Data extracted from a collection:

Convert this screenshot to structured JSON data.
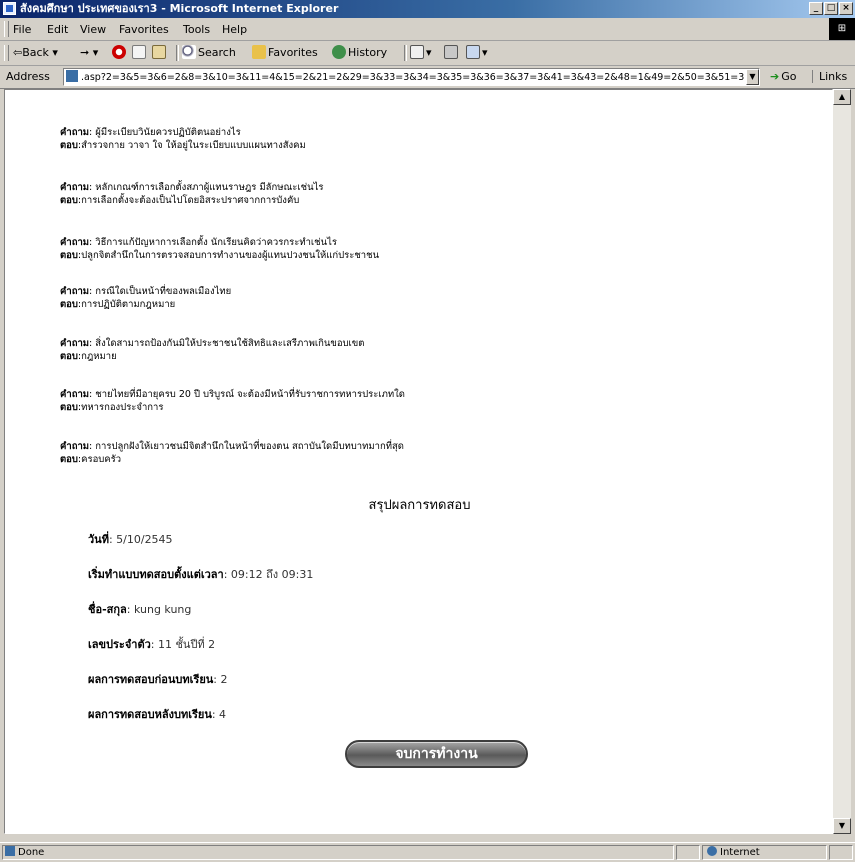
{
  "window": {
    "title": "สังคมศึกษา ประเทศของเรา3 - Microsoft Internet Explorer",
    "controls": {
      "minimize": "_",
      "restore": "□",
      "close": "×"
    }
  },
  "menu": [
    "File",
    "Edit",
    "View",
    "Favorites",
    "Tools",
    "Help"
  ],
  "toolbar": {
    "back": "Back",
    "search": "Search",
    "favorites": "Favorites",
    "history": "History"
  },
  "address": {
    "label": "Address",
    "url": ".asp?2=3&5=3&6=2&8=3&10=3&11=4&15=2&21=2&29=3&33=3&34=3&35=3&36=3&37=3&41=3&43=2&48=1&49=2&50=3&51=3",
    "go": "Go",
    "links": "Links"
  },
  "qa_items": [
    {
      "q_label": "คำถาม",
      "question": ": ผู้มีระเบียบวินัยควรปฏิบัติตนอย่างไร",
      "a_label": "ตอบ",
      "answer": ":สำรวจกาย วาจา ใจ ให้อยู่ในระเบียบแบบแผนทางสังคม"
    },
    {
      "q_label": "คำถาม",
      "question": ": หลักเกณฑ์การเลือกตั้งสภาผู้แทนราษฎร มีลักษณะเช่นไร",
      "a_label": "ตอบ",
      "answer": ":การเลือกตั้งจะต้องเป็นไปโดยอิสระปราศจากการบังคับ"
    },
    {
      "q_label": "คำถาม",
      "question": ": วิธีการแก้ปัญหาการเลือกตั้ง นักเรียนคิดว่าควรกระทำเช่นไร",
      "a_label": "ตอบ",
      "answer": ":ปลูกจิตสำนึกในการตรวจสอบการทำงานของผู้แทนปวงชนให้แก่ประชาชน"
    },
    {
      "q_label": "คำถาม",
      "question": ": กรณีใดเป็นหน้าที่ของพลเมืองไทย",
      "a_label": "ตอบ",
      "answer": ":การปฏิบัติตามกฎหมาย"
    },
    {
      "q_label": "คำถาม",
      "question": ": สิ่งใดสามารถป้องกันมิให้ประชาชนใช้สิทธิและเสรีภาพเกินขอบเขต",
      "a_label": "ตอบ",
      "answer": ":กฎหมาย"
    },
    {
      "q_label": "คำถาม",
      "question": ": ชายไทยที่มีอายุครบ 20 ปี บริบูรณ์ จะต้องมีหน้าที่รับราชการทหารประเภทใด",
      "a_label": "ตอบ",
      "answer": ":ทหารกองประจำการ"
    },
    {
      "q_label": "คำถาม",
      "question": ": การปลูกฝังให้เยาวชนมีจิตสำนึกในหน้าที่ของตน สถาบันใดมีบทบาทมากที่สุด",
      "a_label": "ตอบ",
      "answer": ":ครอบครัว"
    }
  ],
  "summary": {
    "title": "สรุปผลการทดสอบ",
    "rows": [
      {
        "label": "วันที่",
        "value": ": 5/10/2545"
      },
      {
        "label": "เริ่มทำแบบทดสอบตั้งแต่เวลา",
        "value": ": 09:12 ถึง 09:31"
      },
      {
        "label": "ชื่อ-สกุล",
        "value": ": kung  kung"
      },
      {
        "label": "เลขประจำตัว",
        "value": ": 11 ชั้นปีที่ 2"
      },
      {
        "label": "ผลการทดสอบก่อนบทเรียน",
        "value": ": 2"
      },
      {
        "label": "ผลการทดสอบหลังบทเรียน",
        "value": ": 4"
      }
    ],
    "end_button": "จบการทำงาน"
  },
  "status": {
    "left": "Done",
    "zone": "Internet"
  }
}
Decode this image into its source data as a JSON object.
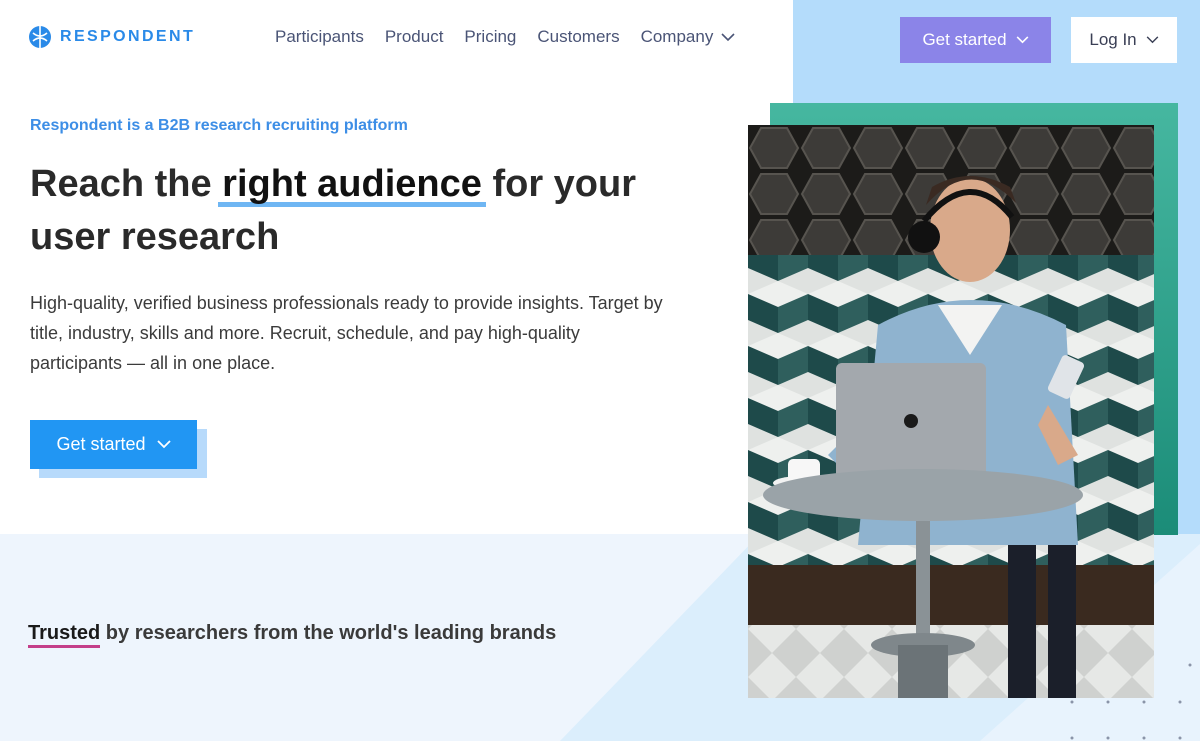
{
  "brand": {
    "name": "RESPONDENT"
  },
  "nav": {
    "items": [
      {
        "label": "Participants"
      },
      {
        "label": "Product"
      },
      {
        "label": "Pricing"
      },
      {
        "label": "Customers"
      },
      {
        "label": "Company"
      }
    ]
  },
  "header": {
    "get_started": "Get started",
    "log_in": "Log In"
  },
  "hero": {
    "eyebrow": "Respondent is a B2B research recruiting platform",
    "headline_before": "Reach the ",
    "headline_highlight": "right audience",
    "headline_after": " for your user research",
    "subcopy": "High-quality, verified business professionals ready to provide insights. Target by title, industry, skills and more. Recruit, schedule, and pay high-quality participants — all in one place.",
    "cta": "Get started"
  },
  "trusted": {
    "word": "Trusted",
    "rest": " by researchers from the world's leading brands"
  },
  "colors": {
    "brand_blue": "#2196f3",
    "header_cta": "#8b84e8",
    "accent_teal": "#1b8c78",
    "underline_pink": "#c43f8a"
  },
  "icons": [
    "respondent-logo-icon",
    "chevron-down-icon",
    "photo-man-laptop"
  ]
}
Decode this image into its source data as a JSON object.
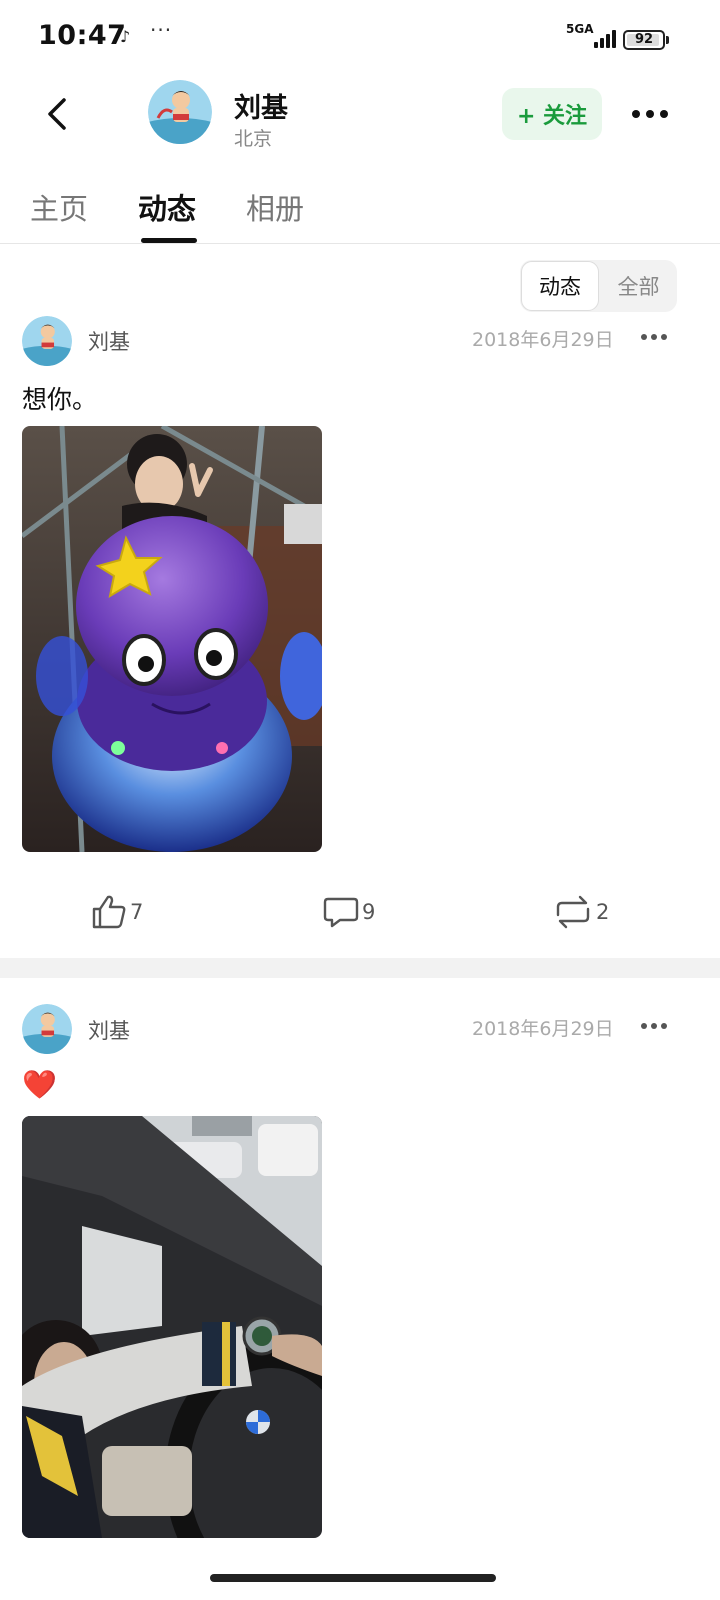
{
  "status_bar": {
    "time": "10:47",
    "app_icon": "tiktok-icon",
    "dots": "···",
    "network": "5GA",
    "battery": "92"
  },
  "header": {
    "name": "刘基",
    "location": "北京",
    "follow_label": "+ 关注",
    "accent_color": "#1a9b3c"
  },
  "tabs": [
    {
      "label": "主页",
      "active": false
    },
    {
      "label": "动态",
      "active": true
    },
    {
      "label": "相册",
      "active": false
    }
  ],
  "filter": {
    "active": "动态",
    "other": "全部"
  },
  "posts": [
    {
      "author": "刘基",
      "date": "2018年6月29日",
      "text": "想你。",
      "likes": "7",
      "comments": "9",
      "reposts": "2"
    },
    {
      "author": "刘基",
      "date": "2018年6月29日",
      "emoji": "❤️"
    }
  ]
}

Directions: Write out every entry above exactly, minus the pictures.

Result of this task:
Convert this screenshot to structured JSON data.
{
  "window": {
    "title": "สังคมศึกษา ประเทศของเรา3 - Microsoft Internet Explorer",
    "controls": {
      "minimize": "_",
      "restore": "□",
      "close": "×"
    }
  },
  "menu": [
    "File",
    "Edit",
    "View",
    "Favorites",
    "Tools",
    "Help"
  ],
  "toolbar": {
    "back": "Back",
    "search": "Search",
    "favorites": "Favorites",
    "history": "History"
  },
  "address": {
    "label": "Address",
    "url": ".asp?2=3&5=3&6=2&8=3&10=3&11=4&15=2&21=2&29=3&33=3&34=3&35=3&36=3&37=3&41=3&43=2&48=1&49=2&50=3&51=3",
    "go": "Go",
    "links": "Links"
  },
  "qa_items": [
    {
      "q_label": "คำถาม",
      "question": ": ผู้มีระเบียบวินัยควรปฏิบัติตนอย่างไร",
      "a_label": "ตอบ",
      "answer": ":สำรวจกาย วาจา ใจ ให้อยู่ในระเบียบแบบแผนทางสังคม"
    },
    {
      "q_label": "คำถาม",
      "question": ": หลักเกณฑ์การเลือกตั้งสภาผู้แทนราษฎร มีลักษณะเช่นไร",
      "a_label": "ตอบ",
      "answer": ":การเลือกตั้งจะต้องเป็นไปโดยอิสระปราศจากการบังคับ"
    },
    {
      "q_label": "คำถาม",
      "question": ": วิธีการแก้ปัญหาการเลือกตั้ง นักเรียนคิดว่าควรกระทำเช่นไร",
      "a_label": "ตอบ",
      "answer": ":ปลูกจิตสำนึกในการตรวจสอบการทำงานของผู้แทนปวงชนให้แก่ประชาชน"
    },
    {
      "q_label": "คำถาม",
      "question": ": กรณีใดเป็นหน้าที่ของพลเมืองไทย",
      "a_label": "ตอบ",
      "answer": ":การปฏิบัติตามกฎหมาย"
    },
    {
      "q_label": "คำถาม",
      "question": ": สิ่งใดสามารถป้องกันมิให้ประชาชนใช้สิทธิและเสรีภาพเกินขอบเขต",
      "a_label": "ตอบ",
      "answer": ":กฎหมาย"
    },
    {
      "q_label": "คำถาม",
      "question": ": ชายไทยที่มีอายุครบ 20 ปี บริบูรณ์ จะต้องมีหน้าที่รับราชการทหารประเภทใด",
      "a_label": "ตอบ",
      "answer": ":ทหารกองประจำการ"
    },
    {
      "q_label": "คำถาม",
      "question": ": การปลูกฝังให้เยาวชนมีจิตสำนึกในหน้าที่ของตน สถาบันใดมีบทบาทมากที่สุด",
      "a_label": "ตอบ",
      "answer": ":ครอบครัว"
    }
  ],
  "summary": {
    "title": "สรุปผลการทดสอบ",
    "rows": [
      {
        "label": "วันที่",
        "value": ": 5/10/2545"
      },
      {
        "label": "เริ่มทำแบบทดสอบตั้งแต่เวลา",
        "value": ": 09:12 ถึง 09:31"
      },
      {
        "label": "ชื่อ-สกุล",
        "value": ": kung  kung"
      },
      {
        "label": "เลขประจำตัว",
        "value": ": 11 ชั้นปีที่ 2"
      },
      {
        "label": "ผลการทดสอบก่อนบทเรียน",
        "value": ": 2"
      },
      {
        "label": "ผลการทดสอบหลังบทเรียน",
        "value": ": 4"
      }
    ],
    "end_button": "จบการทำงาน"
  },
  "status": {
    "left": "Done",
    "zone": "Internet"
  }
}
Decode this image into its source data as a JSON object.
{
  "brand": {
    "name": "RESPONDENT"
  },
  "nav": {
    "items": [
      {
        "label": "Participants"
      },
      {
        "label": "Product"
      },
      {
        "label": "Pricing"
      },
      {
        "label": "Customers"
      },
      {
        "label": "Company"
      }
    ]
  },
  "header": {
    "get_started": "Get started",
    "log_in": "Log In"
  },
  "hero": {
    "eyebrow": "Respondent is a B2B research recruiting platform",
    "headline_before": "Reach the ",
    "headline_highlight": "right audience",
    "headline_after": " for your user research",
    "subcopy": "High-quality, verified business professionals ready to provide insights. Target by title, industry, skills and more. Recruit, schedule, and pay high-quality participants — all in one place.",
    "cta": "Get started"
  },
  "trusted": {
    "word": "Trusted",
    "rest": " by researchers from the world's leading brands"
  },
  "colors": {
    "brand_blue": "#2196f3",
    "header_cta": "#8b84e8",
    "accent_teal": "#1b8c78",
    "underline_pink": "#c43f8a"
  },
  "icons": [
    "respondent-logo-icon",
    "chevron-down-icon",
    "photo-man-laptop"
  ]
}
Decode this image into its source data as a JSON object.
{
  "status_bar": {
    "time": "10:47",
    "app_icon": "tiktok-icon",
    "dots": "···",
    "network": "5GA",
    "battery": "92"
  },
  "header": {
    "name": "刘基",
    "location": "北京",
    "follow_label": "+ 关注",
    "accent_color": "#1a9b3c"
  },
  "tabs": [
    {
      "label": "主页",
      "active": false
    },
    {
      "label": "动态",
      "active": true
    },
    {
      "label": "相册",
      "active": false
    }
  ],
  "filter": {
    "active": "动态",
    "other": "全部"
  },
  "posts": [
    {
      "author": "刘基",
      "date": "2018年6月29日",
      "text": "想你。",
      "likes": "7",
      "comments": "9",
      "reposts": "2"
    },
    {
      "author": "刘基",
      "date": "2018年6月29日",
      "emoji": "❤️"
    }
  ]
}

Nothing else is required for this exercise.